Henry Tate

Henry Tate (1873-1926)


Location: CofE*M*186

Born on 27 October 1873 at Prahran, Melbourne, the son of Henry Tate, accountant and Eliza née Mathews. He was educated at the local St. Kilda state school but it was while a choirboy at Christ Church, St. Kilda that Tate became interested in music and in 1895 he enrolled under the controversial George Marshall-Hall (q.v.) at the Conservatorium of Music, University of Melbourne. Tate was blessed with an extraordinary talent and never specialised in one particular area of the arts, for he did more than compose music. 

As a poet he published “The rune of the Bunyip” (1910) and the posthumous “The poems of Henry Tate” (1928). His descriptive but critical music reviews with The Age (1924-26) allowed him to champion the cause of Australian music while arguing passionately for the inclusion of “indigenous inspiration” as a source in contemporary music. His sometime scientific approach to the idea saw him collect many Aboriginal songs and produced a pamphlet “Australian musical resources” (1917). 

Collecting also extended to bird songs, and it was said he had amassed well over a hundred different varieties; while such songs were never lyrically composed in the vein of the French composer Olivier Messiaen in 1949, Tate nonetheless was the first to vision its future use. Among his compositions include “Dawn. An Australian Rhapsody for Full Orchestra” (1922) and “Bush Miniatures” (1925) for which Sir Bernard Heinze (q.v.) promoted. As a teacher, Tate gave many inspirational lectures to the Australian Institute of Arts and Literature for which he was a member. Many of his works were performed at the Institute including the sixteen-part piano cycle “The Australian” (1915). Tate found time to enjoy the game of chess for which he wrote for The Australasian (1914-15), The Leader (1912-15) and The Herald and Weekly Times (1913-14) newspapers, devised more than sixty original problems and was deft enough to represent Victoria. 

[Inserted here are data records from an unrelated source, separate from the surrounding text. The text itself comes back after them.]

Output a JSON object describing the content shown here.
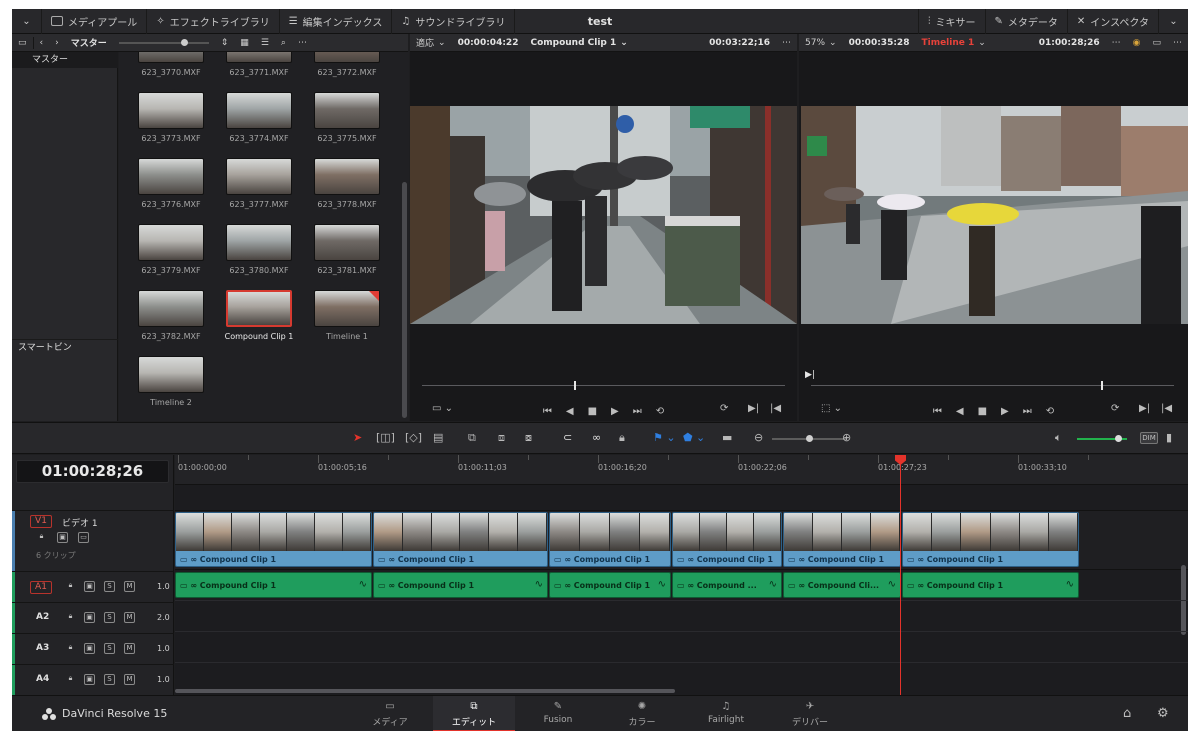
{
  "topbar": {
    "project_title": "test",
    "left_buttons": [
      "メディアプール",
      "エフェクトライブラリ",
      "編集インデックス",
      "サウンドライブラリ"
    ],
    "right_buttons": [
      "ミキサー",
      "メタデータ",
      "インスペクタ"
    ]
  },
  "media_bar": {
    "folder": "マスター"
  },
  "source_bar": {
    "fit": "適応",
    "timecode_left": "00:00:04:22",
    "clip_name": "Compound Clip 1",
    "timecode_right": "00:03:22;16"
  },
  "timeline_bar": {
    "zoom": "57%",
    "timecode_left": "00:00:35:28",
    "timeline_name": "Timeline 1",
    "timecode_right": "01:00:28;26"
  },
  "left_panel": {
    "master": "マスター",
    "smart_bins": "スマートビン"
  },
  "media_pool": {
    "clips": [
      {
        "label": "623_3770.MXF"
      },
      {
        "label": "623_3771.MXF"
      },
      {
        "label": "623_3772.MXF"
      },
      {
        "label": "623_3773.MXF"
      },
      {
        "label": "623_3774.MXF"
      },
      {
        "label": "623_3775.MXF"
      },
      {
        "label": "623_3776.MXF"
      },
      {
        "label": "623_3777.MXF"
      },
      {
        "label": "623_3778.MXF"
      },
      {
        "label": "623_3779.MXF"
      },
      {
        "label": "623_3780.MXF"
      },
      {
        "label": "623_3781.MXF"
      },
      {
        "label": "623_3782.MXF"
      },
      {
        "label": "Compound Clip 1"
      },
      {
        "label": "Timeline 1"
      },
      {
        "label": "Timeline 2"
      }
    ]
  },
  "timeline": {
    "timecode": "01:00:28;26",
    "ruler": [
      "01:00:00;00",
      "01:00:05;16",
      "01:00:11;03",
      "01:00:16;20",
      "01:00:22;06",
      "01:00:27;23",
      "01:00:33;10"
    ],
    "video_track": {
      "id": "V1",
      "name": "ビデオ 1",
      "clip_count": "6 クリップ"
    },
    "audio_tracks": [
      {
        "id": "A1",
        "volume": "1.0",
        "s": "S",
        "m": "M"
      },
      {
        "id": "A2",
        "volume": "2.0",
        "s": "S",
        "m": "M"
      },
      {
        "id": "A3",
        "volume": "1.0",
        "s": "S",
        "m": "M"
      },
      {
        "id": "A4",
        "volume": "1.0",
        "s": "S",
        "m": "M"
      }
    ],
    "video_clips": [
      "Compound Clip 1",
      "Compound Clip 1",
      "Compound Clip 1",
      "Compound Clip 1",
      "Compound Clip 1",
      "Compound Clip 1"
    ],
    "audio_clips": [
      "Compound Clip 1",
      "Compound Clip 1",
      "Compound Clip 1",
      "Compound ...",
      "Compound Cli...",
      "Compound Clip 1"
    ]
  },
  "toolbar": {
    "dim": "DIM"
  },
  "bottom": {
    "app_name": "DaVinci Resolve 15",
    "pages": [
      "メディア",
      "エディット",
      "Fusion",
      "カラー",
      "Fairlight",
      "デリバー"
    ],
    "active_page": "エディット"
  },
  "colors": {
    "accent_red": "#e3332b",
    "video_clip": "#5e9cc7",
    "audio_clip": "#1f9d5d",
    "audio_meter": "#22b24c"
  }
}
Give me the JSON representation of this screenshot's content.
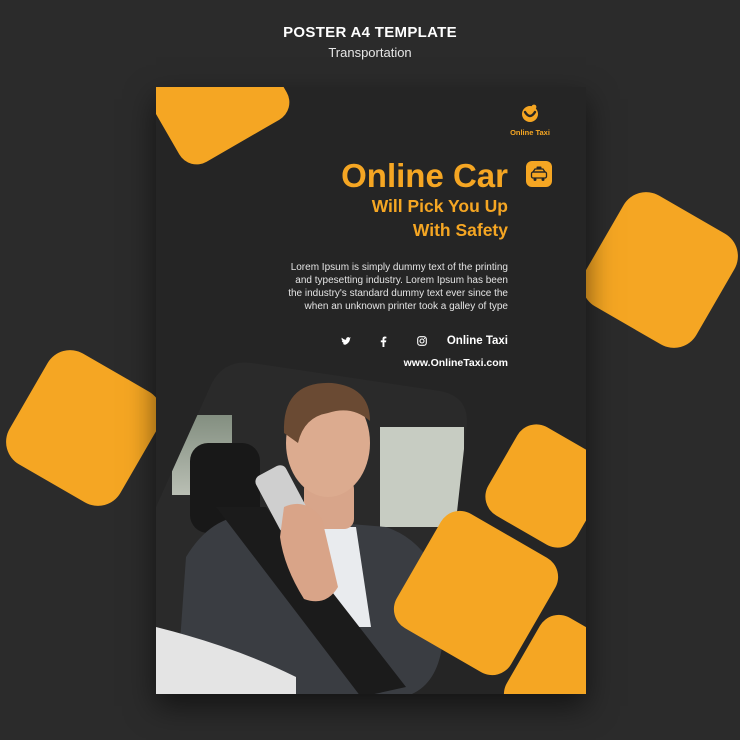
{
  "header": {
    "title": "POSTER A4 TEMPLATE",
    "subtitle": "Transportation"
  },
  "poster": {
    "logo_label": "Online Taxi",
    "headline": "Online Car",
    "subline_1": "Will Pick You Up",
    "subline_2": "With Safety",
    "body_lines": [
      "Lorem Ipsum is simply dummy text of the printing",
      "and typesetting industry. Lorem Ipsum has been",
      "the industry's standard dummy text ever since the",
      "when an unknown printer took a galley of type"
    ],
    "social": {
      "icons": [
        "twitter-icon",
        "facebook-icon",
        "instagram-icon"
      ],
      "handle": "Online Taxi"
    },
    "website": "www.OnlineTaxi.com",
    "photo_subject": "man-talking-on-phone-in-car"
  },
  "colors": {
    "background": "#2b2b2b",
    "poster": "#252525",
    "accent": "#f5a623",
    "text": "#ffffff"
  }
}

Described as “a slight, cadaverous man with great luminous eyes”, Tate’s contribution was his intense interest in developing a unique Australian sound. He died on 6 June 1926 with an estate valued for probate at £41.

ADB Volume 12 1891-1939 (Smy-Z).
The Argus 8 June 1926.